The Nasdaq 100 Index is a basket of the 100 largest, most actively traded U.S companies listed on the Nasdaq stock exchange. The index includes companies from various industries except for the financial industry, like commercial and investment banks. These non-financial sectors include retail, biotechnology, industrial, technology, health care, and others.
The index is constructed on a modified capitalization methodology, meaning individual weights are according to market capitalization with constraints to limit the influence of the largest companies. To accomplish this, Nasdaq reviews the composition of the index each quarter and adjust weightings if the distribution requirements are not met.
Breaking Down the Nasdaq 100 Index
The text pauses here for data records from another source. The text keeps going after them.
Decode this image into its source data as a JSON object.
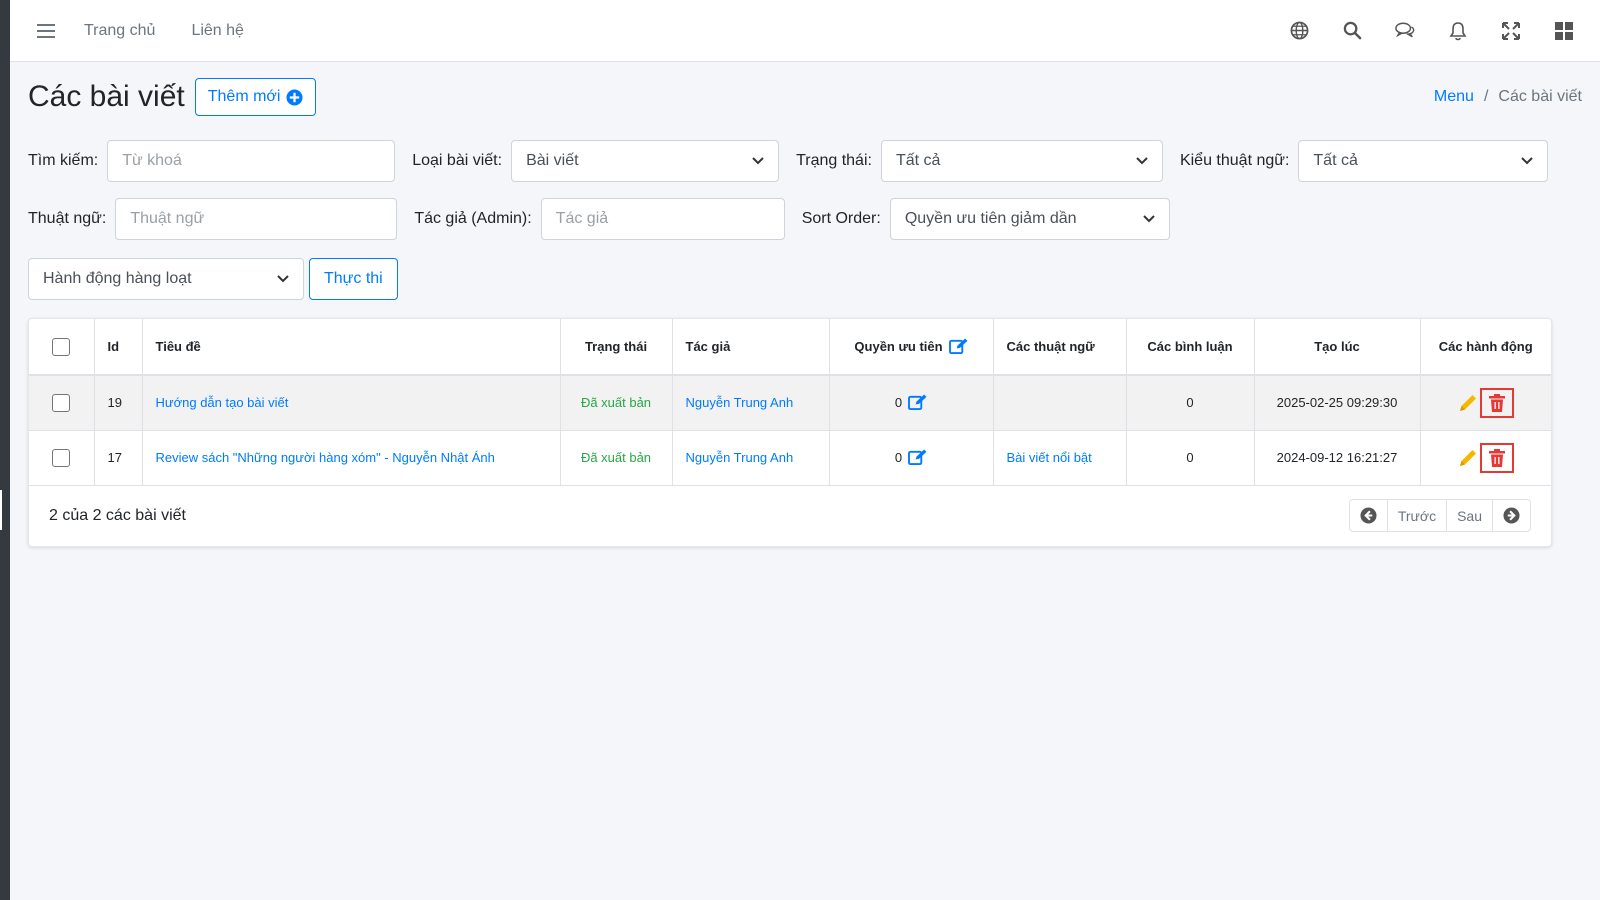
{
  "navbar": {
    "links": [
      "Trang chủ",
      "Liên hệ"
    ],
    "icons": [
      "globe-icon",
      "search-icon",
      "chat-icon",
      "bell-icon",
      "fullscreen-icon",
      "grid-icon"
    ]
  },
  "header": {
    "title": "Các bài viết",
    "add_button": "Thêm mới",
    "breadcrumb_root": "Menu",
    "breadcrumb_sep": "/",
    "breadcrumb_current": "Các bài viết"
  },
  "filters": {
    "search_label": "Tìm kiếm:",
    "search_placeholder": "Từ khoá",
    "type_label": "Loại bài viết:",
    "type_value": "Bài viết",
    "status_label": "Trạng thái:",
    "status_value": "Tất cả",
    "term_type_label": "Kiểu thuật ngữ:",
    "term_type_value": "Tất cả",
    "term_label": "Thuật ngữ:",
    "term_placeholder": "Thuật ngữ",
    "author_label": "Tác giả (Admin):",
    "author_placeholder": "Tác giả",
    "sort_label": "Sort Order:",
    "sort_value": "Quyền ưu tiên giảm dần"
  },
  "bulk": {
    "select_value": "Hành động hàng loạt",
    "exec_button": "Thực thi"
  },
  "table": {
    "headers": {
      "id": "Id",
      "title": "Tiêu đề",
      "status": "Trạng thái",
      "author": "Tác giả",
      "priority": "Quyền ưu tiên",
      "terms": "Các thuật ngữ",
      "comments": "Các bình luận",
      "created": "Tạo lúc",
      "actions": "Các hành động"
    },
    "rows": [
      {
        "id": "19",
        "title": "Hướng dẫn tạo bài viết",
        "status": "Đã xuất bản",
        "author": "Nguyễn Trung Anh",
        "priority": "0",
        "terms": "",
        "comments": "0",
        "created": "2025-02-25 09:29:30"
      },
      {
        "id": "17",
        "title": "Review sách \"Những người hàng xóm\" - Nguyễn Nhật Ánh",
        "status": "Đã xuất bản",
        "author": "Nguyễn Trung Anh",
        "priority": "0",
        "terms": "Bài viết nổi bật",
        "comments": "0",
        "created": "2024-09-12 16:21:27"
      }
    ]
  },
  "footer": {
    "count_text": "2 của 2 các bài viết",
    "prev": "Trước",
    "next": "Sau"
  },
  "colors": {
    "primary": "#007bff",
    "success": "#28a745",
    "danger": "#e53935",
    "warning": "#f5b800"
  }
}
The Nasdaq 100 is traded through the PowerShares QQQ Trust, designed to track the performance of the 100 largest companies on the Nasdaq exchange. Each company in the trust must be a member of the Nasdaq 100 and be listed on the broader exchange for at least two years. Some exceptions are made for newly public companies that have extremely high market capitalizations. Also, listed stocks need to have an average daily trading volume of 200,000 and publicly report earnings quarterly and annually. Companies with bankruptcy issues are omitted from the PowerShares QQQ Trust. On occasion, the composition of the trust may not identically match the Index, but the main objective of the QQQ is still to track the price and performance of the underlying index.
Composition of the Nasdaq 100 Index
The Nasdaq 100 Index is composed of assets in various sectors, excluding financial services. A large portion of the index covers the technology sector, which accounts for 54% of the index's weight. The next largest sector is consumer services, represented by companies like restaurant chains, retailers, and travel services. These stocks account for nearly a quarter of the cap weight thanks to the continued growth of retail giant Amazon (AMZN). Rounding out the index is healthcare, industrials, and telecommunications. The diversity of companies included in the Nasdaq 100 helped drive strong returns for the past two decades.
Criteria for Eligibility
For inclusion in the Nasdaq 100, index securities must be listed exclusively on a Nasdaq exchange. This can include common stocks, ordinary shares, ADRs, and tracking stocks. Twenty-seven countries are tied to companies represented in the index. Other grounds for inclusion comprise market capitalization and liquidity. While there is no minimum requirement for market capitalization, the index itself represents the top 100 largest companies listed on the Nasdaq.